Bushwick ends with an apocalyptic night image of the Big Apple as a smoking ruin of fire and fury, to coin a phrase. While it can’t quite escape the limitations of a low-budget horror movie, the idea of Americans being each other’s worst enemies doesn’t sound as crazy as it should.


I can guarantee that Berlin-based writer-director Julian Rosefeldt’s Manifesto, another Sundance selection, is the year’s strangest film, developed from a multi-screen art installation to both provoke and mystify. That it works at all is thanks to the protean chameleon-like talents of Australian actress Cate Blanchett who convincingly assumes a dozen different personas and guises beginning and ending with the ranting protests of a shaggy bearded male vagrant. “He” gets the ball rolling citing from “The Communist Manifesto,” but subsequent monologues, usually spoken to the camera or in voiceover, are texts from exponents of various arty (including film) movements and philosophies — subjectivism, primitivism, constructivism, Dadaism, futurism; more “isms” than I can remember. Some of this, well a lot actually, sounds like crazy talk.

Blanchett, who famously portrayed Bob Dylan in I’m Not There, keeps us listening to these wildly contrasting characters, the recitations taking place in equally opposed settings of modernity and its dogmas, paired with striking visual images heightened by the use of overhead shots and pans. The effect is variously suggestive or confounding: didactic, contrarian, ironic, paradoxical, nihilistic (notably a very funereal oration), pretentious, satirical, scatological, humorous, sententious, self-regarding.

There’s a set piece in which Blanchett is a puppeteer performing with a puppet she makes of herself. In another she’s a news broadcaster discoursing on artistic nostrums while speaking with a reporter (also Cate, of course) holding an umbrella under a fake rainstorm. It’s a hurricane of absurdities delivered with a straight face, or rather faces. Nowhere is safe, including a family dinner table and a preschool classroom. Citations are only obliquely identified in a brief opening montage of titles. It doesn’t matter much because Manifesto is manifestly an art film for a very mixed-up world.
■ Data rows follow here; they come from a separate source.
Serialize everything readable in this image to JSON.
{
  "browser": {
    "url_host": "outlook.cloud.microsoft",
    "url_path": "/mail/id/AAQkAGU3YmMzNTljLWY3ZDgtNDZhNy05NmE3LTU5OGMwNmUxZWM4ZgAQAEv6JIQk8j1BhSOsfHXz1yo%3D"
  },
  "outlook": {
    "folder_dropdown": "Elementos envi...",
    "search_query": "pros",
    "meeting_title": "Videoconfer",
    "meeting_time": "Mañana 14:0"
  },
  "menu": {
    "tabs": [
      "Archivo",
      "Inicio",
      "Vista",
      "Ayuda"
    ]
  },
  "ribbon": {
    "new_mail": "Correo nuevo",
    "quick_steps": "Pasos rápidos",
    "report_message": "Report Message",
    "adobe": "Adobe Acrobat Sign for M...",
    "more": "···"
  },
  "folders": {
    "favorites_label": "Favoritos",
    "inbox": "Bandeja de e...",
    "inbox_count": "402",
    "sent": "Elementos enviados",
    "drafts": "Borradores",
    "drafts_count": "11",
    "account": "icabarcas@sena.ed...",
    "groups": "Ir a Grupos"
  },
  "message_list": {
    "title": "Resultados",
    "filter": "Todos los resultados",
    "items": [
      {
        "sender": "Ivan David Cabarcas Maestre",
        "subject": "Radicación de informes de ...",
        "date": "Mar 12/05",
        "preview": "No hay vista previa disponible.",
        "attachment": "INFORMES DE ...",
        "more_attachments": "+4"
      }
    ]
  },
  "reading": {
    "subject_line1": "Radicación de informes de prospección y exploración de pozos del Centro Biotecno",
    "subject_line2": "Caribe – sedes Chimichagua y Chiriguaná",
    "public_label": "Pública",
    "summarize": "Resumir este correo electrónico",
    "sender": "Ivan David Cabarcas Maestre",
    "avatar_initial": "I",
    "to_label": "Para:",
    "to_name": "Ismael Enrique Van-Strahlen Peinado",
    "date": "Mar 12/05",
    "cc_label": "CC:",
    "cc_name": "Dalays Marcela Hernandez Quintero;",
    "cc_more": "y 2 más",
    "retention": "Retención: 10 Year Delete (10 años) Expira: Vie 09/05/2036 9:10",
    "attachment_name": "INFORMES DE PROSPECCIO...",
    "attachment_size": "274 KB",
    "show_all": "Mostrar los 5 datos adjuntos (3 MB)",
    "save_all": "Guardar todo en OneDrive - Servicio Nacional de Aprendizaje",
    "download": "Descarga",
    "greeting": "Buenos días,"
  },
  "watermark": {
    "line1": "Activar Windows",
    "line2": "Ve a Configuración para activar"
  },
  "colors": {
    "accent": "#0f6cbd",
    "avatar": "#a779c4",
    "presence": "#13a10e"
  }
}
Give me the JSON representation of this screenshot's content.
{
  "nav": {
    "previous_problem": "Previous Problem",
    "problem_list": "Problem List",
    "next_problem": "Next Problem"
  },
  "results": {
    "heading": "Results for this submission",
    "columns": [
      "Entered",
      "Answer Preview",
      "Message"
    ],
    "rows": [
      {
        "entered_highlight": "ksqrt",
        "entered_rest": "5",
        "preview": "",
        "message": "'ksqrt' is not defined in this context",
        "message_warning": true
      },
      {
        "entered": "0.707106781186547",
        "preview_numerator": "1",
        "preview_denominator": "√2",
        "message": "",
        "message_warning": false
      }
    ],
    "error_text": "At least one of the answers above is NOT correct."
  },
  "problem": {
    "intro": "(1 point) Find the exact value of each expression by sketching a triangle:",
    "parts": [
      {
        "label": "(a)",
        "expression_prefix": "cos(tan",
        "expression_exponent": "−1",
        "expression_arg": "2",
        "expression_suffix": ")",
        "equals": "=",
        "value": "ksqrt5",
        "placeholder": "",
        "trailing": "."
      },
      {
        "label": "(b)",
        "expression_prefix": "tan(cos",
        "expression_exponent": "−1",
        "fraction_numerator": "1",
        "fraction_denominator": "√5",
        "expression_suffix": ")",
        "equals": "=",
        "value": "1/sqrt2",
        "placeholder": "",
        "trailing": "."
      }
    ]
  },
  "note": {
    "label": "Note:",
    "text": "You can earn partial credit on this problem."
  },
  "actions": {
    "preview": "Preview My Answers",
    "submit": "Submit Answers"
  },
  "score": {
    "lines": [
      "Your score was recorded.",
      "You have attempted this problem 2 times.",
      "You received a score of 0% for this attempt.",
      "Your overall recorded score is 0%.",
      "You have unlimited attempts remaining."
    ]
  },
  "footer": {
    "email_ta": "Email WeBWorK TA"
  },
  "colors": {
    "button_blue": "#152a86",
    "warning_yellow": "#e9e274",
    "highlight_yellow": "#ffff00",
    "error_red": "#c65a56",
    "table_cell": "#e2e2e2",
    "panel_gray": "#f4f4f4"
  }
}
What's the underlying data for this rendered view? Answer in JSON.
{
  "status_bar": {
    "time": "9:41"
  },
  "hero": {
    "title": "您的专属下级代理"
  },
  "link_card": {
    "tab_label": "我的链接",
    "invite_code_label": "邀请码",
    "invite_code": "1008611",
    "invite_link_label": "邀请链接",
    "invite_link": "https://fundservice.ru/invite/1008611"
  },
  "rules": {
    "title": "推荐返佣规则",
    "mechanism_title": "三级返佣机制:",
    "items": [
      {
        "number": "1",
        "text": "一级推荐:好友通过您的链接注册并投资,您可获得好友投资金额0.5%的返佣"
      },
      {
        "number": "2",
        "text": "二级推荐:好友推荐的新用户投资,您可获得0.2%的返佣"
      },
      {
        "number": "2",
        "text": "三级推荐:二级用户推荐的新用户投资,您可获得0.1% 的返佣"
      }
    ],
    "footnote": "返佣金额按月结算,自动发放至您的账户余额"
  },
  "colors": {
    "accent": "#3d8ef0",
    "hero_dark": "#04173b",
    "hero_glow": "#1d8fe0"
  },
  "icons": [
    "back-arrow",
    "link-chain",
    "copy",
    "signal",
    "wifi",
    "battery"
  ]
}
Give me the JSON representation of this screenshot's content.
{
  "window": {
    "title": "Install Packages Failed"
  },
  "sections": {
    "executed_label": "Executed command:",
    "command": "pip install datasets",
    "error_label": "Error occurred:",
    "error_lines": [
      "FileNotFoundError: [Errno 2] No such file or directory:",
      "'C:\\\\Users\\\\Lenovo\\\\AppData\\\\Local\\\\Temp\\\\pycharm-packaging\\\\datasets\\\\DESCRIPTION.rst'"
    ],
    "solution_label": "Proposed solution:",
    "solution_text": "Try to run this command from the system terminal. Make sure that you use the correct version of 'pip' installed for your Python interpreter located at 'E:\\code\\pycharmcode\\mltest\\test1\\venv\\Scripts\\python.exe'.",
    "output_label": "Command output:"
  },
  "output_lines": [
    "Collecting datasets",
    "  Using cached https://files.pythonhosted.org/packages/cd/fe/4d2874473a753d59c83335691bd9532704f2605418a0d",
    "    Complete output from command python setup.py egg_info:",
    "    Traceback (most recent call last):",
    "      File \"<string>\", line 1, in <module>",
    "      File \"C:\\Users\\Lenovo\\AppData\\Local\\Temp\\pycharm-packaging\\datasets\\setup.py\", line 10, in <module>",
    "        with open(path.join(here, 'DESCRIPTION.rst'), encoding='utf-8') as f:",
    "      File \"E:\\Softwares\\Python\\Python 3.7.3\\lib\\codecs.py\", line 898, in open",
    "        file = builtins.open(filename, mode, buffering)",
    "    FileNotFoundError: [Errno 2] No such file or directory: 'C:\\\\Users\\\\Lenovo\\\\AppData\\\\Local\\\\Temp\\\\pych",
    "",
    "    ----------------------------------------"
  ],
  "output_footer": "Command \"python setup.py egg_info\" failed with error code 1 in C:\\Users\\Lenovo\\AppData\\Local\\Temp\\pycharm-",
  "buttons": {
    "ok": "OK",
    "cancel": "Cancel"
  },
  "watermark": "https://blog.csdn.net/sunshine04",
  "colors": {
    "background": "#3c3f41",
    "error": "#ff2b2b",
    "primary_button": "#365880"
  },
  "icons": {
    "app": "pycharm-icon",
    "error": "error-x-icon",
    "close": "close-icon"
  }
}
In Motherland (, director Ramona S. Diaz brings a candid roving camera into the overcrowded maternity wards of Manila’s Dr. Jose Fabella Memorial Hospital, the world’s busiest (averaging 60 births each day) in the capital of the country with Asia’s highest birth rate. The documentary premiered at Sundance where it received a jury award for “commanding vision” as well as an editing award in the world cinema competition. It’s having a first theatrical release later this month.

Diaz captures the intensive atmosphere in which the arrival of new life is juxtaposed with all-too-common circumstances of teenage pregnancies and poor women already trying to care for too many children. Focusing on a few of the women and nurses deepens the immersive experience. Some with infants born prematurely become human incubators in a section called Kangaroo Mother Care. As the birth of the 100-millionth Filipino is celebrated, what does the future hold for many of these mothers and babies? Family planning remains both a personal challenge and a highly contentious social policy issue in this predominantly Catholic nation.

Diaz observes that “Fabella is the final safety net for very poor pregnant women, most of whom cannot afford either contraception or the $60 delivery fee. . . . a story about reproductive justice and maternal and women’s rights, unfolded within the hospital walls.” At the same time, the “wondrous mystery of motherhood is apparent in every frame of the film . . . the joy in Fabella is no different from the joys experienced by mothers worldwide.” Imagine a better world for all new human life?

*A final note on the extraordinary 10-part television series The Vietnam War, which I saw a preview of at the Tribeca Film Festival. From renowned documentary filmmakers Ken Burns and Lynn Novick, it begins airing on PBS stations Sunday, Sept. 17. Check local listings.